[Data records for software interfaces]
────────────────────────────────────────
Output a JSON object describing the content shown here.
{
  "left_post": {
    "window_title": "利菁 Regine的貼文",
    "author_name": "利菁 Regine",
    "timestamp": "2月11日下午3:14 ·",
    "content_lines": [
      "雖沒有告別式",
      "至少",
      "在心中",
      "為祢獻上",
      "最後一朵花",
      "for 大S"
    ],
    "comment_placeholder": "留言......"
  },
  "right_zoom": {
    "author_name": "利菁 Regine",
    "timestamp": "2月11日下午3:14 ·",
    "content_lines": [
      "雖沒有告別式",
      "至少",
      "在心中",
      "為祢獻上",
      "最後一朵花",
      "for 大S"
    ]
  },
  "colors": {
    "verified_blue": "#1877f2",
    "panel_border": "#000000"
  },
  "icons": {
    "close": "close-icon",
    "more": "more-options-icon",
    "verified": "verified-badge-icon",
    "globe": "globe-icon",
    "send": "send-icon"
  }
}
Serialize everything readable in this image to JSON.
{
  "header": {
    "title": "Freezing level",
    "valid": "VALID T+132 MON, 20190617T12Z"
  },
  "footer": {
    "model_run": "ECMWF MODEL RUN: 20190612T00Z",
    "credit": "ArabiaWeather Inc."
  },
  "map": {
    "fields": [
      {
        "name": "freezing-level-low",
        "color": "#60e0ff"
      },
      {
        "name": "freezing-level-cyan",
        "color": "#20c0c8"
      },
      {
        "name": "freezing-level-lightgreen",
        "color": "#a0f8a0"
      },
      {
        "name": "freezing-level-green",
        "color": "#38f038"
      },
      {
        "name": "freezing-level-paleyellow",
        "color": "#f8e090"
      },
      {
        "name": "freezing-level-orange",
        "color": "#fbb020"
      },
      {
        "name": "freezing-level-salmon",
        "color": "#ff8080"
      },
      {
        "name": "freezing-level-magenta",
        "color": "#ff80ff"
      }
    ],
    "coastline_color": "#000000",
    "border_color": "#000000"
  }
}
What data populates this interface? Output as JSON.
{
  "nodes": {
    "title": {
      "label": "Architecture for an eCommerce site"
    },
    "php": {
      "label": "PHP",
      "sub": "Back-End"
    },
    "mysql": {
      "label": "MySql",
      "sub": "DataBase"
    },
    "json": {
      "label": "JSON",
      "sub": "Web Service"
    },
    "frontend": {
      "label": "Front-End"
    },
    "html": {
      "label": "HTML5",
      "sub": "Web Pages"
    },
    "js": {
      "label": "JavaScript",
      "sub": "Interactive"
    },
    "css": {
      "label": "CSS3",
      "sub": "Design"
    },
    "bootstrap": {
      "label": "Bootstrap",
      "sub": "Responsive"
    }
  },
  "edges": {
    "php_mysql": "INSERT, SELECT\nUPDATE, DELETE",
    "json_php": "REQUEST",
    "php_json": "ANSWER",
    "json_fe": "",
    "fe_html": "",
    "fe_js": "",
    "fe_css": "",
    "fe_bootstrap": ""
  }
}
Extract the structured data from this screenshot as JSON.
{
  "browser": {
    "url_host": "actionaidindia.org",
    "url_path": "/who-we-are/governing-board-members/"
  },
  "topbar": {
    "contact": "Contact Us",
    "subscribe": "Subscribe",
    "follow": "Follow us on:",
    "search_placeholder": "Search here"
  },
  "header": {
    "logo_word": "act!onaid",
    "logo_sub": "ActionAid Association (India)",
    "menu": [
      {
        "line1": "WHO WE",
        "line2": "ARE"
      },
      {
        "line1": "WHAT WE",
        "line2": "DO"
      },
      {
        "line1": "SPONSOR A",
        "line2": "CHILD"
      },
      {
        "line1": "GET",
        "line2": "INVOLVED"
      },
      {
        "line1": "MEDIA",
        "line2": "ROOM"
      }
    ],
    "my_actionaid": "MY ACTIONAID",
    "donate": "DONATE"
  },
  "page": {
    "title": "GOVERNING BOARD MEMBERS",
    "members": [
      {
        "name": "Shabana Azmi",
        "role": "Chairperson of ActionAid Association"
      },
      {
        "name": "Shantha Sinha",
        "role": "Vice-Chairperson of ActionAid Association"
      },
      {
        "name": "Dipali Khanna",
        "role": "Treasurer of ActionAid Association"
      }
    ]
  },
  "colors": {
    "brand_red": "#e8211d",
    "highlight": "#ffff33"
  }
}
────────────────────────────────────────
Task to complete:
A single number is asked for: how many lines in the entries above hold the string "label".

Output for this task:
9